Rigor, I.G.,’ Arctic meteorological stations’, Encyclopedia of the Arctic, Routledge, New York, 2004.

Rigor, I.G., and J.M. Wallace,’ Variations in the age of Arctic sea-ice and summer sea-ice extent’, Geophys. Res. Lett., 31, L09401, 10.1029/2004GL019492, 2004.

Schweiger, A.J., “Changes in seasonal cloud cover over the Arctic seas from satellite and surface observations“, Geophys. Res. Lett., 31, 10.1029/2004GL020067, 2004.

Schweiger, A.J., Lindsay, R.W., Vavrus, S., Francis, J.A., “Relationships between Arctic Sea Ice and Clouds during Autumn”, Journal of Climate, doi: 10.1175/2008JCLI2156.1, 2008a.

As sea ice disappears in the Arctic Ocean, the U.S. Coast Guard is teaming with scientists to explore this new frontier by deploying scientific equipment through cracks in the ice from airplanes hundreds of feet in the air.

Through this project, investigators will characterize the seasonal linkages between the land surface greenness and a suite of land, atmosphere, and ocean characteristics, focusing on the Beringia/ Beaufort Sea, where there have been strong positive increases in the Normalized Difference Vegetation Index (NDVI) over the past 25 years, and the west-central Arctic Eurasia region, where the NDVI trends have been slightly negative.

Serreze, M.C. and I.G. Rigor,’ The cryosphere and climate change: perspectives on the Arctic’s shrinking sea ice cover’, Glacier Science and Environmental Change, ed. P. Knight, Blackwell Publishing, Ltd, Oxford, 2006.

Description: Satellite derived Atmospheric Parameters  from TOVS  (HIRS/MSU) for the polar regions
Geographic Area: Arctic: North of 60 Degrees, Antarctic: South of 50 Degrees
Time Period: 1979-2005. Daily and monthly averages
Parameters: Temperature, Humidity Profiles, Cloud Fraction, Height
Data Access:

The purpose of this project is to improve satellite retrievals of atmospheric temperature, humidity and clouds.  Retrievals are based on   the physical-statistical retrieval method of Chedin et al. (1985, Improved Iteration Inversion Algorithm, 3I). The method has been improved for use in sea ice-covered areas (Francis 1994) and the data set has been designed to address the particular needs of the Polar research community. The data set represents the so called Path-P as designated by the TOVS Science Working Group.

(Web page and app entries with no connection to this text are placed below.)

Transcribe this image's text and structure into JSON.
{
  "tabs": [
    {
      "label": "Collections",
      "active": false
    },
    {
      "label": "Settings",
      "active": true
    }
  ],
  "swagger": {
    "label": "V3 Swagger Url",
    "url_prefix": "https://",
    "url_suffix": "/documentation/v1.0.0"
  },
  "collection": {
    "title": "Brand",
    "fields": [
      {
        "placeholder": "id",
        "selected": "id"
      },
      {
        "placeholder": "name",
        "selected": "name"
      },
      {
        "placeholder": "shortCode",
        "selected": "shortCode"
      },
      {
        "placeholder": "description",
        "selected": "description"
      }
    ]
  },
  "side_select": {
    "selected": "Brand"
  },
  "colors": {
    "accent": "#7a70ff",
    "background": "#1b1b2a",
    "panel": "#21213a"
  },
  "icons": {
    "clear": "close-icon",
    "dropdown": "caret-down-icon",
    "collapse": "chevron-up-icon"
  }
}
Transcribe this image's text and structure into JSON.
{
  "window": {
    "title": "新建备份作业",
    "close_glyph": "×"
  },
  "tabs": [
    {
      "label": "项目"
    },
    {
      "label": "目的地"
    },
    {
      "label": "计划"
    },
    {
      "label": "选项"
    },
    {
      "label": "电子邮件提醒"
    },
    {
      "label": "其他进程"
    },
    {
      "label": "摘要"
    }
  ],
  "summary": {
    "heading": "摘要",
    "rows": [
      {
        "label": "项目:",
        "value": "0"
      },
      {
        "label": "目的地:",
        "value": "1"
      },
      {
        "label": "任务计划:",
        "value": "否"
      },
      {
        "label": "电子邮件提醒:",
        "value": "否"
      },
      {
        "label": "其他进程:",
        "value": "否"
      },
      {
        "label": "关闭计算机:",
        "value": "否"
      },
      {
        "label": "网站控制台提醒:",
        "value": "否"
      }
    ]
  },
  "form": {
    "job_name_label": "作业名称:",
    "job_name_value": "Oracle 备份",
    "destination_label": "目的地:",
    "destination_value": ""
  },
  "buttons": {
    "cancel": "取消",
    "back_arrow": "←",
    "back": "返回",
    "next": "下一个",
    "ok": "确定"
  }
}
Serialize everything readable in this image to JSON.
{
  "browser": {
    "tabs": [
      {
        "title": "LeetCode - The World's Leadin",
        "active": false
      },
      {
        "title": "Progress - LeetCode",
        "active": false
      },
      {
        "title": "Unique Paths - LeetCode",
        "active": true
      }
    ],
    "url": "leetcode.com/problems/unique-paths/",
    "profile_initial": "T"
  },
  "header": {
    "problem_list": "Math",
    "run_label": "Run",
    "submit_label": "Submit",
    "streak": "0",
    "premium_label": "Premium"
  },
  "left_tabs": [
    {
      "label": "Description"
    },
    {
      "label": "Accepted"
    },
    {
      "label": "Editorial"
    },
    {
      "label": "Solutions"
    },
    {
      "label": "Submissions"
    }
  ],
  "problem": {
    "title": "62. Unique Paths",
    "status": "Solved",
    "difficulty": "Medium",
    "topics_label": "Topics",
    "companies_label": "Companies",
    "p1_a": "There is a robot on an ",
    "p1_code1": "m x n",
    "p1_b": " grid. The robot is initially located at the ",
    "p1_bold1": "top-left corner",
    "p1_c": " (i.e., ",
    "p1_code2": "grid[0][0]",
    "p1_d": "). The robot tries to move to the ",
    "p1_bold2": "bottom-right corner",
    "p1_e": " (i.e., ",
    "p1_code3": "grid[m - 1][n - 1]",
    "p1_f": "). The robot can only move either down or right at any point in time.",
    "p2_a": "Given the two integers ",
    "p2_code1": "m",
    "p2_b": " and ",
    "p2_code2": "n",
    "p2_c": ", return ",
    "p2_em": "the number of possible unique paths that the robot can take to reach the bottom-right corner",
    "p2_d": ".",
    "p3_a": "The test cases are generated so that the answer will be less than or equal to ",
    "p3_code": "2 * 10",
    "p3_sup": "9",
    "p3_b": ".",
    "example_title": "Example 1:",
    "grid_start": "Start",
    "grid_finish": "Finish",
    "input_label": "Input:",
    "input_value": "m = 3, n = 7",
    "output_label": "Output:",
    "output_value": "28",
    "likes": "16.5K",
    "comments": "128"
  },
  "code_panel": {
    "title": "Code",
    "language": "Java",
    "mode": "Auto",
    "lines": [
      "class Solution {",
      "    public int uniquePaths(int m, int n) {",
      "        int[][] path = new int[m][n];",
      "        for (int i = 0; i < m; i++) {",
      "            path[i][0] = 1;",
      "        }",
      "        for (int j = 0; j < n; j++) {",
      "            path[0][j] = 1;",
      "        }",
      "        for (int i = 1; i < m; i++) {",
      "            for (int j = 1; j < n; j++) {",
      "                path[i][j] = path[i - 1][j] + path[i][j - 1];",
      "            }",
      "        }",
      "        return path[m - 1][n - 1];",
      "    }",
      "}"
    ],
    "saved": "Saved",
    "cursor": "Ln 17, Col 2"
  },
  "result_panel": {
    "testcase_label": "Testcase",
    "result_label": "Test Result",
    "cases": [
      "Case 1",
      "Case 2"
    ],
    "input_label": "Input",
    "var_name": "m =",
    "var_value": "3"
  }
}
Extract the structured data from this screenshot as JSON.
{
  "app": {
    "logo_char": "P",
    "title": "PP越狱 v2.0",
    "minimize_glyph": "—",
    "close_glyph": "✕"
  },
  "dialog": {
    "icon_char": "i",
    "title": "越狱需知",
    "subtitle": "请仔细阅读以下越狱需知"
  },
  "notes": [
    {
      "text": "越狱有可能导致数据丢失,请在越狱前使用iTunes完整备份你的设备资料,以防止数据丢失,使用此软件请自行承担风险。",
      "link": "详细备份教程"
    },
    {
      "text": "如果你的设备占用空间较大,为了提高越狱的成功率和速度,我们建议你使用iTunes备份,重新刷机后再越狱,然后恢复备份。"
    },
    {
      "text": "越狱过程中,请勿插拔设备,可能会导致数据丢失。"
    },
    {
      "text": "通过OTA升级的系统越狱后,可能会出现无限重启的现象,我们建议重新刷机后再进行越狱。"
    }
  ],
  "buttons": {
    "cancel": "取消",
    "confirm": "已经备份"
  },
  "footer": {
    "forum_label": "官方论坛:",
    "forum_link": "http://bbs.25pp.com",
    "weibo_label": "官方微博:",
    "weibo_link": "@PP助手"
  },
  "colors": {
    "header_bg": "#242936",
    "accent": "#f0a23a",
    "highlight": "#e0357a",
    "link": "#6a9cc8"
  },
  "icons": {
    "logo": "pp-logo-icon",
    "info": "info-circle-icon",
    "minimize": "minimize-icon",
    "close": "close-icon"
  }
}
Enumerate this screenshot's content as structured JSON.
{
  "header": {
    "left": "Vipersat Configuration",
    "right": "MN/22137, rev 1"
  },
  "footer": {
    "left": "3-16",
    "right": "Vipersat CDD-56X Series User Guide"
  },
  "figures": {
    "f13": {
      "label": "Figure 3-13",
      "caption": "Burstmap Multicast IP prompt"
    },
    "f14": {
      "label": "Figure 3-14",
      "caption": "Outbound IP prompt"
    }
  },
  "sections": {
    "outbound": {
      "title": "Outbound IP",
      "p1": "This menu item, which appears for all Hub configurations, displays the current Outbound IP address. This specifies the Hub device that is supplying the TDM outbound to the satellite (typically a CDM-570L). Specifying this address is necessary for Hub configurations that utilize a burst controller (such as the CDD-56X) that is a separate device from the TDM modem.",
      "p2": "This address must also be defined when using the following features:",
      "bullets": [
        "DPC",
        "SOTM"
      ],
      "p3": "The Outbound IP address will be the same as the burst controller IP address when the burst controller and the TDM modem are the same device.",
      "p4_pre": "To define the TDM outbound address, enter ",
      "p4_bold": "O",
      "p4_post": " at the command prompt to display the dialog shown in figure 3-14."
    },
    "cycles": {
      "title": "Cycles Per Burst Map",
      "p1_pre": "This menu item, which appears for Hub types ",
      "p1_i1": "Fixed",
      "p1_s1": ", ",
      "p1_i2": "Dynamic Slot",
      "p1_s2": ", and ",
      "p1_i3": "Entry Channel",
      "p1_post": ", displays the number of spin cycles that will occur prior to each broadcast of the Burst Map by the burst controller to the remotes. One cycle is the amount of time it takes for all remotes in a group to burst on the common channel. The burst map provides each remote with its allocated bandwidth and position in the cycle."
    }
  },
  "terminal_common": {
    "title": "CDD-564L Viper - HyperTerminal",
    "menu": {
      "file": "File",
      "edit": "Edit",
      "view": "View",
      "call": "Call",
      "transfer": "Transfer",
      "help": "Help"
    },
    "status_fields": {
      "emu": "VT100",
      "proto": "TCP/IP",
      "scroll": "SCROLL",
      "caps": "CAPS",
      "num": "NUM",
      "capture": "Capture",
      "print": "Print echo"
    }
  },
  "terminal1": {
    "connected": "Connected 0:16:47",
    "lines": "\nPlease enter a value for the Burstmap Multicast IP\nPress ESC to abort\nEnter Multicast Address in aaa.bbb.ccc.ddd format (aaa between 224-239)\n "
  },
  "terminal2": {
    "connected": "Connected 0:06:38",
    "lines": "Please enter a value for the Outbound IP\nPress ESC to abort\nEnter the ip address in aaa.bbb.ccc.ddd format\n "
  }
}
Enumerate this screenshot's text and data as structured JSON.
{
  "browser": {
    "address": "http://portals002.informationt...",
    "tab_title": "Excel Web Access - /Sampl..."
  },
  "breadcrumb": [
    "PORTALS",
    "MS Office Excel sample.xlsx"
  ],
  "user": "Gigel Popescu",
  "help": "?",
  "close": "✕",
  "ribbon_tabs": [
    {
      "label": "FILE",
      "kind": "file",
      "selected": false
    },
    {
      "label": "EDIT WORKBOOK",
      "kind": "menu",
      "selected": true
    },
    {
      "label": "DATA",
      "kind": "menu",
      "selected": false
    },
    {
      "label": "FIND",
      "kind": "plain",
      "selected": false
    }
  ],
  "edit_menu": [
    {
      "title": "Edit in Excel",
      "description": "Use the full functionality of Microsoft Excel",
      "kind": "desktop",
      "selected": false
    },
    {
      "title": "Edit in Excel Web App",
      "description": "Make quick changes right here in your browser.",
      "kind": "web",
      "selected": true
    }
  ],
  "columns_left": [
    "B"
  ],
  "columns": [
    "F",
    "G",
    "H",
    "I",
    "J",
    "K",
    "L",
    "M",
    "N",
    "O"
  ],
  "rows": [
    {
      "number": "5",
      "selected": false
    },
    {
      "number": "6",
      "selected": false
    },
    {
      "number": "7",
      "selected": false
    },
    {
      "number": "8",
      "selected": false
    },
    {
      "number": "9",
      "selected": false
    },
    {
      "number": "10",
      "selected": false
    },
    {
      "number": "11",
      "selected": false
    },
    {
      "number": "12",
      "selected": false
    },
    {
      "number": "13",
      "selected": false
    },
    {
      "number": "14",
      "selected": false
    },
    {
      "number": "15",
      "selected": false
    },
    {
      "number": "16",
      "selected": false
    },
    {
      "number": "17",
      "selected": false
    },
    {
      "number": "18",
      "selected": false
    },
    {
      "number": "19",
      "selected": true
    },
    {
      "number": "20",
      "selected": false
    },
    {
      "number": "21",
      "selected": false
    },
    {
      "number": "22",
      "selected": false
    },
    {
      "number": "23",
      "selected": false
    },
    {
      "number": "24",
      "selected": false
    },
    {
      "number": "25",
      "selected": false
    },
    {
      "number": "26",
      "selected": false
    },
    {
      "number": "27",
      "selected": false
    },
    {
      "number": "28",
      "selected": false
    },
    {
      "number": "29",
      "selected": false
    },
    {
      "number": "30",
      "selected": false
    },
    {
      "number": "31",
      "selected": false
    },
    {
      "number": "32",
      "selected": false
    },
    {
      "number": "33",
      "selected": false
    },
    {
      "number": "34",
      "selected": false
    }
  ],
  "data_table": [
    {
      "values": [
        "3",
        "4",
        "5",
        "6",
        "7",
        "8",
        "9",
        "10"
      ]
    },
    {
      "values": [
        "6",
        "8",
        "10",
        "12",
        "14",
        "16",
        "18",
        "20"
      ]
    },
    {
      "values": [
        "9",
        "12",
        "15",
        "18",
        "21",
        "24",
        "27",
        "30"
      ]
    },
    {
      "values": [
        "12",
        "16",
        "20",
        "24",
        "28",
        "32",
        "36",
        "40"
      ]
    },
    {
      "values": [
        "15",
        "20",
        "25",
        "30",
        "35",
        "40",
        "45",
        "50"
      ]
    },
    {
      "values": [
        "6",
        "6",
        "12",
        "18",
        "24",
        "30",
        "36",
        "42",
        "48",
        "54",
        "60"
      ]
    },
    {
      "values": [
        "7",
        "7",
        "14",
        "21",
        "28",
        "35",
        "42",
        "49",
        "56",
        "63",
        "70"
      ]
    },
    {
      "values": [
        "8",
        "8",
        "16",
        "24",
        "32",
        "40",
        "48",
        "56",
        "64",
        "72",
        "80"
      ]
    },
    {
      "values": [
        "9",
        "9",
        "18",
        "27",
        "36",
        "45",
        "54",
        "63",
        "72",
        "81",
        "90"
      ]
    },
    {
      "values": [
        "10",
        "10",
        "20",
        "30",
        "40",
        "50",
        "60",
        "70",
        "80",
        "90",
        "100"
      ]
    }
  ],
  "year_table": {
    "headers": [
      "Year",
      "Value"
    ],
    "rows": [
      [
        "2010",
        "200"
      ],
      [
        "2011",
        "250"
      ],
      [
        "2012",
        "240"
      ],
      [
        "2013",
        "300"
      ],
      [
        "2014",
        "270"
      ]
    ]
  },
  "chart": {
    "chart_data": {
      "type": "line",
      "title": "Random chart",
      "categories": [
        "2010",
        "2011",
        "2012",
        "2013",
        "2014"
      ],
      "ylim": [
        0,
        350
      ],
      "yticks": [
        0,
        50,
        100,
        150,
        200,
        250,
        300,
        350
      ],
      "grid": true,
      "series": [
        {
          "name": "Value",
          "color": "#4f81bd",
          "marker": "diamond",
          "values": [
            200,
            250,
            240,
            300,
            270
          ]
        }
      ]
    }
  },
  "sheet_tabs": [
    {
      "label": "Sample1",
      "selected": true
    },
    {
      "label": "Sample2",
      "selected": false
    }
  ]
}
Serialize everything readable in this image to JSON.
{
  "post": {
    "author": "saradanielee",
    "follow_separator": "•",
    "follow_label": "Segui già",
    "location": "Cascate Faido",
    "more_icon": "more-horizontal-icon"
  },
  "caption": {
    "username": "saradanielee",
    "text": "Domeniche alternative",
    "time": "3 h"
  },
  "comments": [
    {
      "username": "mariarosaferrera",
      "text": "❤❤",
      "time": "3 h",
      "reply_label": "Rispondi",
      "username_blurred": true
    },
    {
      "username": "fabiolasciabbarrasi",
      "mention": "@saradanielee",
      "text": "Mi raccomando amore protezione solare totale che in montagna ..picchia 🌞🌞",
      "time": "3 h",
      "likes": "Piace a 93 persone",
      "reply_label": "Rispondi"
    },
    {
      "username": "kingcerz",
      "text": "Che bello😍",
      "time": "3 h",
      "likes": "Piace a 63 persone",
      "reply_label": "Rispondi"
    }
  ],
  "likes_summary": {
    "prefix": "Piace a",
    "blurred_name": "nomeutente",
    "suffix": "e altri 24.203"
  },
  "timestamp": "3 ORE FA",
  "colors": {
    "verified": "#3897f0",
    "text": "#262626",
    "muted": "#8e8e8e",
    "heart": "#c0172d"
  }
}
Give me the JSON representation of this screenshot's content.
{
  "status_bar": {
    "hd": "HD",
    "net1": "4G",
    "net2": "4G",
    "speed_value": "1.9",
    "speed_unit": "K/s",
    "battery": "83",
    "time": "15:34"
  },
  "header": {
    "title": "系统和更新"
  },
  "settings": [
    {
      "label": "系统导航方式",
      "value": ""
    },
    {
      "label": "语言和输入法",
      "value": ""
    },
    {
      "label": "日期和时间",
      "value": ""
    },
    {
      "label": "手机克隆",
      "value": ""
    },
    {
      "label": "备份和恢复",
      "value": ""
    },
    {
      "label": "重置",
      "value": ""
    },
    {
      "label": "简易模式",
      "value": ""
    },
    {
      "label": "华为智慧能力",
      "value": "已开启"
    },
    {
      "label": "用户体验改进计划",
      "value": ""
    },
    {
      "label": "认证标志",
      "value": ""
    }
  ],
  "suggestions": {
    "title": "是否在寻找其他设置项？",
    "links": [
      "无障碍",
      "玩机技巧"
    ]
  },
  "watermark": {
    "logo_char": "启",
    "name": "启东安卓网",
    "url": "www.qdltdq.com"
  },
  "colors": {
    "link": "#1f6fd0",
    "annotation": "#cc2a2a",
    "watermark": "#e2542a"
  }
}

Vavrus, S., D. Waliser, A. Schweiger, and J. Francis, “Simulations of 20th and 21st century Arctic cloud amount in the global climate models assessed in the IPCC AR4”, Clim Dynam, 33, 1099-1115, 2009.

Zhang, J., R. Lindsay, A. Schweiger, and M. Steele, The impact of an intense summer cyclone on 2012 Arctic sea ice retreat, Geophys. Res. Lett, 40, doi: 10.1002/grl.50190, 2013.